Wednesday, December 29, 2010

JAXB : validation against XML schema at marshalling/unmarshalling

1 Introduction

One of the most commonly made mistakes when using JAXB to bind XML to Java objects, is to think that marshalling and unmarshalling operations will automatically validate the processed data values against the XML schema that has been given as input to the XJC program to generate corresponding Java classes, but as a matter of fact they don't.

Practically, lots of programmer won't even notice that aspect because they usually don't defined any constraint in their XML schema (multiplicy, pattern, min/max value, min/max length, ...), or because the values they handle remain valid throughout the different steps of their program.

So here's how I turn validations on when using JAXB...

2 Tools
  • JDK 1.6.0_14
  • JAXB 2.1.10 in JDK 6 
3 XML schema

<?xml version="1.0" encoding="UTF-8"?>
<schema xmlns="" targetNamespace="" xmlns:tns="" elementFormDefault="qualified">

    <complexType name="User">
            <element name="login" type="string" maxOccurs="1"
            <element name="password" maxOccurs="1" minOccurs="1">
                    <restriction base="string">
                        <minLength value="6"></minLength>
                        <pattern value=".*\d+.+"></pattern>
            <element name="subscriptionDate" type="date" maxOccurs="1" minOccurs="1"></element>

    <complexType name="UserList">
            <element name="users" type="tns:User" maxOccurs="unbounded" minOccurs="0"></element>

    <element name="UserList" type="tns:UserList"></element>

As you can see, I've specified several constraints :
  • a user must have a login, a password and a subscription date
  • the password must have at least 8 characters and at least 1 digit

4 Validation when marshalling

Here's some code to illustrate how to turn validation on :

public static void main(String[] args) {
        try {
            JAXBContext context = JAXBContext.newInstance(ObjectFactory.class);
            Marshaller msh = context.createMarshaller();
            // setting a schema on the marshaller instance to activate validation against given XML schema
            msh.setSchema(SchemaFactory.newInstance("").newSchema(new File("xsd/users.xsd")));
            // specifies that the XML output must be indented
            msh.setProperty("jaxb.formatted.output", Boolean.TRUE);
            // creating a list of user
            UserList userList = new UserList();
            // creating an user
            User user = new User();
            user.setSubscriptionDate(DatatypeFactory.newInstance().newXMLGregorianCalendar(new GregorianCalendar(2010, 11, 29)));
            // adding the user to the list
            JAXBElement<UserList> element = new ObjectFactory().createUserList(userList);
            // marshalling the list to XML
            msh.marshal(element, new File("out/users.xml"));
        } catch (Exception e) {

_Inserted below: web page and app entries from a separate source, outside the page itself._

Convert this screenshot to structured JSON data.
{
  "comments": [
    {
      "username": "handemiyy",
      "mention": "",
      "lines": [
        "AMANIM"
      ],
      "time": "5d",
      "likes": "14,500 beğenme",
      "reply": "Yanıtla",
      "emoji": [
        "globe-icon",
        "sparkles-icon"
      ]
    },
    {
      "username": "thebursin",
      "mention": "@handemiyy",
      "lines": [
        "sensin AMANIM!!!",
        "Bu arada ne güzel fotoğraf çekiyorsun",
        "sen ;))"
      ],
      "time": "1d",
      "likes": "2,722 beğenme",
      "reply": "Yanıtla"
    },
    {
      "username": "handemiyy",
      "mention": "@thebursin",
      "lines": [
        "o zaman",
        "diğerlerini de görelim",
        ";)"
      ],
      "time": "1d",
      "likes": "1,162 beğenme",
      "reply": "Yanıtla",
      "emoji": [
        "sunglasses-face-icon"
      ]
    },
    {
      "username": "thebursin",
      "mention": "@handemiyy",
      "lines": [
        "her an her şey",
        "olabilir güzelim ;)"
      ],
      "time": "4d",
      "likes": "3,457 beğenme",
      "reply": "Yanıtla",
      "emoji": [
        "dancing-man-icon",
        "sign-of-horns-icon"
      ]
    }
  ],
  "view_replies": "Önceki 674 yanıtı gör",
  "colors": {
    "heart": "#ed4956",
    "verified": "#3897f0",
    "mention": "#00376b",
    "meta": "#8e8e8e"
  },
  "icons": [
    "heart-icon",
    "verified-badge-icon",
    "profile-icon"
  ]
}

Setting a schema on a marshaller/unmarshaller turns validation on : 

Marshaller msh  = context.createMarshaller();
msh.setSchema(SchemaFactory.newInstance("").newSchema(new File("xsd/users.xsd")));

The highlighted code lines specifies which schema should be used to validate against when marshalling.

Validation for unmarshalling operation is activated the same way : in the above highlighted code line, replace the marshaller instance (msh) by an unmarshaller instance and the trick is done

5 Example of valid and invalid marshalling operations

Based on the XML schema from step 3, trying to marshall a user list with a user whose password is "nopassword" will yield the following exception : 

Marshalling a user without specifying any login will yield the following exception : 

On the other hand, here's an example of valid XML output

<?xml version="1.0" encoding="UTF-8" standalone="yes"?>
<UserList xmlns="">

6 Source code

For those who aren't that familiar yet with JABX basic functionalities, feel free to leave a comment with your email address and I'll send you the project I used for this post.